• Task description:
Each line of the listing is to be copied exactly.

Records for the task START

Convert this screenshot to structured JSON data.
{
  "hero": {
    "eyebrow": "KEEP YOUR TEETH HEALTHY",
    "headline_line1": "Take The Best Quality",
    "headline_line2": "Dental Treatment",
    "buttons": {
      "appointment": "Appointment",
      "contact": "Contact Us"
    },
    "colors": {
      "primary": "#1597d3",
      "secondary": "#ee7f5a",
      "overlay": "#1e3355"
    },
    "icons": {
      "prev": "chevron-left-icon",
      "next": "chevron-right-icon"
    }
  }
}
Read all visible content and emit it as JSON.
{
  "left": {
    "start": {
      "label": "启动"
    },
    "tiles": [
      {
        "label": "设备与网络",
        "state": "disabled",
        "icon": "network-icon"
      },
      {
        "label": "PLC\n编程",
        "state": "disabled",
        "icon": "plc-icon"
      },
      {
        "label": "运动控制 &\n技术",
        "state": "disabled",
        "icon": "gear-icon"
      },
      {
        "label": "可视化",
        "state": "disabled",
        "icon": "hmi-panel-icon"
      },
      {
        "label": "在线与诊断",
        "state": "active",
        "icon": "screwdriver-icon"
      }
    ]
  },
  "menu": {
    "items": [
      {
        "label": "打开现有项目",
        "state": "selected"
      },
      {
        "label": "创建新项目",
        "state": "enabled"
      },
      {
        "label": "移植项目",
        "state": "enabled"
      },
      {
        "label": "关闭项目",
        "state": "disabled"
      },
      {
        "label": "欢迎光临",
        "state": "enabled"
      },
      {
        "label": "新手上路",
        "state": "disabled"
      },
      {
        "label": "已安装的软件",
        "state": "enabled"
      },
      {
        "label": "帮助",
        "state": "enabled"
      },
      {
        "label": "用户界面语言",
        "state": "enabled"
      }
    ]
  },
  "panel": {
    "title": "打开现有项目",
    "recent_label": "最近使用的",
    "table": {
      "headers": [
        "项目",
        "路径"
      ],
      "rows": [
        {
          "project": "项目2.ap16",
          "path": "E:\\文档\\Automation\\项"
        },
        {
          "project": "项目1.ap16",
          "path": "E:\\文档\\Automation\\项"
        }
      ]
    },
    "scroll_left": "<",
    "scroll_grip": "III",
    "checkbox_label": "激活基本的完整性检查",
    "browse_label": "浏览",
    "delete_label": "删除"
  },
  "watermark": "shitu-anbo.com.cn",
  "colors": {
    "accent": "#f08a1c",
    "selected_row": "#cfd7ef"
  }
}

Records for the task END

• Expected answer:
Convert this screenshot to structured JSON data.
{
  "hero": {
    "eyebrow": "KEEP YOUR TEETH HEALTHY",
    "headline_line1": "Take The Best Quality",
    "headline_line2": "Dental Treatment",
    "buttons": {
      "appointment": "Appointment",
      "contact": "Contact Us"
    },
    "colors": {
      "primary": "#1597d3",
      "secondary": "#ee7f5a",
      "overlay": "#1e3355"
    },
    "icons": {
      "prev": "chevron-left-icon",
      "next": "chevron-right-icon"
    }
  }
}
Read all visible content and emit it as JSON.
{
  "left": {
    "start": {
      "label": "启动"
    },
    "tiles": [
      {
        "label": "设备与网络",
        "state": "disabled",
        "icon": "network-icon"
      },
      {
        "label": "PLC\n编程",
        "state": "disabled",
        "icon": "plc-icon"
      },
      {
        "label": "运动控制 &\n技术",
        "state": "disabled",
        "icon": "gear-icon"
      },
      {
        "label": "可视化",
        "state": "disabled",
        "icon": "hmi-panel-icon"
      },
      {
        "label": "在线与诊断",
        "state": "active",
        "icon": "screwdriver-icon"
      }
    ]
  },
  "menu": {
    "items": [
      {
        "label": "打开现有项目",
        "state": "selected"
      },
      {
        "label": "创建新项目",
        "state": "enabled"
      },
      {
        "label": "移植项目",
        "state": "enabled"
      },
      {
        "label": "关闭项目",
        "state": "disabled"
      },
      {
        "label": "欢迎光临",
        "state": "enabled"
      },
      {
        "label": "新手上路",
        "state": "disabled"
      },
      {
        "label": "已安装的软件",
        "state": "enabled"
      },
      {
        "label": "帮助",
        "state": "enabled"
      },
      {
        "label": "用户界面语言",
        "state": "enabled"
      }
    ]
  },
  "panel": {
    "title": "打开现有项目",
    "recent_label": "最近使用的",
    "table": {
      "headers": [
        "项目",
        "路径"
      ],
      "rows": [
        {
          "project": "项目2.ap16",
          "path": "E:\\文档\\Automation\\项"
        },
        {
          "project": "项目1.ap16",
          "path": "E:\\文档\\Automation\\项"
        }
      ]
    },
    "scroll_left": "<",
    "scroll_grip": "III",
    "checkbox_label": "激活基本的完整性检查",
    "browse_label": "浏览",
    "delete_label": "删除"
  },
  "watermark": "shitu-anbo.com.cn",
  "colors": {
    "accent": "#f08a1c",
    "selected_row": "#cfd7ef"
  }
}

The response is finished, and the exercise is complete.